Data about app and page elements
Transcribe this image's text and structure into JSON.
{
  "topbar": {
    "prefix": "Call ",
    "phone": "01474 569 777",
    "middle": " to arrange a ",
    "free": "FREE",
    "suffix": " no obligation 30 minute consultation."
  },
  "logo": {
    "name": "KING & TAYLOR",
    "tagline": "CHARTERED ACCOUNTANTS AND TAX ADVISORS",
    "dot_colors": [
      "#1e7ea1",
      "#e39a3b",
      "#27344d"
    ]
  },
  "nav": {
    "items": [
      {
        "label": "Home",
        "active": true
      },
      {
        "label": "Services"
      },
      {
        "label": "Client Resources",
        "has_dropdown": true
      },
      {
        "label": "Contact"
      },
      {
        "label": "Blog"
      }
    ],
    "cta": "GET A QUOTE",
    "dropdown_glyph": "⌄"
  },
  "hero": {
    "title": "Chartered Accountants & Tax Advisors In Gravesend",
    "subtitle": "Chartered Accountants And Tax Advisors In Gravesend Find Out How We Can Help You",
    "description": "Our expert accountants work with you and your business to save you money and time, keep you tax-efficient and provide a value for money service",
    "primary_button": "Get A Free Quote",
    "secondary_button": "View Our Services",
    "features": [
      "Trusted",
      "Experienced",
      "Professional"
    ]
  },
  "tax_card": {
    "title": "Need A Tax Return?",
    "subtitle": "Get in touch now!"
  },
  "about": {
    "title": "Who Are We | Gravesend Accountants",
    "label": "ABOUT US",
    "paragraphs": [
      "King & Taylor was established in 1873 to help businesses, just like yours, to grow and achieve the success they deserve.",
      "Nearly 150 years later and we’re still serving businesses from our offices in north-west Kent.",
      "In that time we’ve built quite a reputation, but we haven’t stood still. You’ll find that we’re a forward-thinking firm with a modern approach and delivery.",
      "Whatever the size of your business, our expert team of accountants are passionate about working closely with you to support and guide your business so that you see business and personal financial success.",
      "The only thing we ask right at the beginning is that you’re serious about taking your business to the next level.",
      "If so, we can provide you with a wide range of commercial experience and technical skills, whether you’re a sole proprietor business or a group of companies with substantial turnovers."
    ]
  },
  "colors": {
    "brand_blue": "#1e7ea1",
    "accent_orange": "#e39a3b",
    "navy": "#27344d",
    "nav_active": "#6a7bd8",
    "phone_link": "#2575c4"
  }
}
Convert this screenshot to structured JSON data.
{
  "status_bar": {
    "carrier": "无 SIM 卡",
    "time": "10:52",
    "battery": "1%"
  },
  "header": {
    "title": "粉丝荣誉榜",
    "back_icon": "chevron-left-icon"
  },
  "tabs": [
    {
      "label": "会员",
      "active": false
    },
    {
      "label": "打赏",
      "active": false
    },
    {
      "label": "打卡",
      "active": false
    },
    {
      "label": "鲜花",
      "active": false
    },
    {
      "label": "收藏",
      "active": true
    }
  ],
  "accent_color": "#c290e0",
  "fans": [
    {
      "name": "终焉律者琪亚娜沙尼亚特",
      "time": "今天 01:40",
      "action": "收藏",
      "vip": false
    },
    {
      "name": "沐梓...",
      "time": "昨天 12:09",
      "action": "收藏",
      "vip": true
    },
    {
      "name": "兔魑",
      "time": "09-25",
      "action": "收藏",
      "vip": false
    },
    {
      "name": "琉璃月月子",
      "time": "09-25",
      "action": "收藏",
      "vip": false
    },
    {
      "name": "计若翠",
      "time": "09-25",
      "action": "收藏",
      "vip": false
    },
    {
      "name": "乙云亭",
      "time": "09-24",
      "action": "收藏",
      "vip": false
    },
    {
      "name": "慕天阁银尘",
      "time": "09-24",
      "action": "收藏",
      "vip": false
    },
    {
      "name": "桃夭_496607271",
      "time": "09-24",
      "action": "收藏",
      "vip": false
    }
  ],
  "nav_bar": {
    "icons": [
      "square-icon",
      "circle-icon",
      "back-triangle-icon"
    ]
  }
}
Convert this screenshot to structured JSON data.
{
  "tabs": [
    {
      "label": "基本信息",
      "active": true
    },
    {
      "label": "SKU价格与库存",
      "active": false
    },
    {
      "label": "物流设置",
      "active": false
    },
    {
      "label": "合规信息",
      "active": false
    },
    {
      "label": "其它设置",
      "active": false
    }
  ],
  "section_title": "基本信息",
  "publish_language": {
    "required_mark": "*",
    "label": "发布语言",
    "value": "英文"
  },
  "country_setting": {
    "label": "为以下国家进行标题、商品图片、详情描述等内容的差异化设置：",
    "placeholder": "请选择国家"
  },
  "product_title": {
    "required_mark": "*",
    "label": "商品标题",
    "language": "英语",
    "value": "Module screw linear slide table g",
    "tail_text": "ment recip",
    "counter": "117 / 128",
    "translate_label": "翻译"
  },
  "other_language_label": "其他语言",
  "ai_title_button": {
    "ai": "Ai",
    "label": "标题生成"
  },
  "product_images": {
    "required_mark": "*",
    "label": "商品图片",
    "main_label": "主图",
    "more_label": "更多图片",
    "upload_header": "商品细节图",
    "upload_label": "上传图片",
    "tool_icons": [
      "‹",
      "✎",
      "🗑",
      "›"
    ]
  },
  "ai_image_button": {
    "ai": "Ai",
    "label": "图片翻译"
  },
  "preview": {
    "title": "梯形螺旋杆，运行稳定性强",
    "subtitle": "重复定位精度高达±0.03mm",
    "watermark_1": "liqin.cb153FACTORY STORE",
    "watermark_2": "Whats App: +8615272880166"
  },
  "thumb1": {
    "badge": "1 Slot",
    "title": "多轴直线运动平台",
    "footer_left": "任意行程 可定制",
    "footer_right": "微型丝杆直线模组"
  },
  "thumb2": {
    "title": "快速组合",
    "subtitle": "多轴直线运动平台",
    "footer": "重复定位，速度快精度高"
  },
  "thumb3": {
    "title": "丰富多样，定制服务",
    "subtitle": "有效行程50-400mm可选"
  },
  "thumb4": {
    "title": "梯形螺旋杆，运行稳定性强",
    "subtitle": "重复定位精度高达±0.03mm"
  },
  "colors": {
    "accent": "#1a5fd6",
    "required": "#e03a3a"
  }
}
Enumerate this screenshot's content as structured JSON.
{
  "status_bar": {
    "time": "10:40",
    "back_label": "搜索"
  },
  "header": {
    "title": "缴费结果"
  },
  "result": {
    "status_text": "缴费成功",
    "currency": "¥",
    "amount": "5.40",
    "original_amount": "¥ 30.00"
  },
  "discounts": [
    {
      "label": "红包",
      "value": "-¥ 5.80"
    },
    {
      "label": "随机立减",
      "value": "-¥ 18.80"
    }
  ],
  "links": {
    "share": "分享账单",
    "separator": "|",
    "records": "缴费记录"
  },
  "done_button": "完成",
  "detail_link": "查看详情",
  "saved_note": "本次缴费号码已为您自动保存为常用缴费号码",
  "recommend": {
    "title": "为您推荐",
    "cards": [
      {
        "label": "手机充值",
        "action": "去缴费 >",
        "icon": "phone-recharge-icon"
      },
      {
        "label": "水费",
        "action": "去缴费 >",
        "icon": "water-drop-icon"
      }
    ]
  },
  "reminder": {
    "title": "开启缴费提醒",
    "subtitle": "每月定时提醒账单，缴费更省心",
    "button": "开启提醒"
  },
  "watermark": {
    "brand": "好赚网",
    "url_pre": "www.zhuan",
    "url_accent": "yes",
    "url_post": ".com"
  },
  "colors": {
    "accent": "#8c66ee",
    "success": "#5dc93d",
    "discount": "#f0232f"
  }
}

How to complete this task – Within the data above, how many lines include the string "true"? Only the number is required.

Response for this exercise – 5